2. Confirm refund and exchange policies before making your purchase. If your receipt is stamped ALL SALES FINAL in big red letters, it usually means all sales are final. No refunds. No exchanges. Done. Finished. I don’t care if your husband didn’t like the little ceramic angel candy cane holder you bought for his mother. Give it to someone else.

3. Take your kids to the bathroom before you leave the house. Most retail outlets will have a public restroom, but the smaller ones don’t like to advertise it. We have to clean them ourselves and I won’t go into detail about how disgusting it is to have to mop up the mess kids make in there. It’s even more disgusting when the parents don’t buy anything.

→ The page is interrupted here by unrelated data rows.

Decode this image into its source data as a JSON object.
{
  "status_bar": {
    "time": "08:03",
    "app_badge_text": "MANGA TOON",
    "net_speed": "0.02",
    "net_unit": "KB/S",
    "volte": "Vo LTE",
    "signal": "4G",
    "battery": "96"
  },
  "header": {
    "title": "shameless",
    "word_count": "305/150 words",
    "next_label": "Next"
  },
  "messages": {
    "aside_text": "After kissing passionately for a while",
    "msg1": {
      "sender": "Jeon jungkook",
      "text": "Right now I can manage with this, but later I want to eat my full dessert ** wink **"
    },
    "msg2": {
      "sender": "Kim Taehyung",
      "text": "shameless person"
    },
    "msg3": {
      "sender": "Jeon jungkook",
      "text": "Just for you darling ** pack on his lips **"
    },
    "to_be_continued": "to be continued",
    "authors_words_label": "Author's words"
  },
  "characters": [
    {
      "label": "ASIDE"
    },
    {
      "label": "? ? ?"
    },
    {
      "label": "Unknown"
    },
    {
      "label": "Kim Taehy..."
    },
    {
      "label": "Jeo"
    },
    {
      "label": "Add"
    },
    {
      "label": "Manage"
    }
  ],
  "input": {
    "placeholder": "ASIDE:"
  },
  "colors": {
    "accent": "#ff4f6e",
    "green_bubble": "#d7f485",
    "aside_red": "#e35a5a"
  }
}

4. A bookstore is not a library. I still shake my head in confusion when I see shoppers plop themselves down in a chair or on the floor with a pile of books and proceed to pour through them one by one. I get that you want to know what the book you’re thinking of buying is about, but when you leave two hours later without making a purchase, well . . . I used to have a customer who would come in every Friday while her daughter was in dance class. She would sit in a chair and read, but never bought a thing. I’m sure she read six or seven entire books in my store over that winter. I’ve removed the chair.

5. No pets allowed. Since when is it okay to bring your dog into a store? It isn’t. Ever. Unless it’s a pet store. And mine is not. I don’t care if Fido is like one of your kids. I don’t care if he’s cold. I don’t care if he cries without you. Please tie him up outside before you come in. Or leave him at home.

6. You break it, you buy it. That includes anything your children, your husband, your grandmother and whoever else you brought with you might break. That Bradford Exchange plate you just dropped on the concrete floor cost me plenty and if  you didn’t want to pay, you shouldn’t have picked it up. That’s why we have PLEASE DO NOT TOUCH signs everywhere (see point #1). Oh, and you’re welcome to take the pieces of the plate with you after we have your cash.

As you can see, my course outline is coming along quite nicely. The first ten to sign up will get a free personal consultation.


Filed under Blogging, Books, Humor, Writing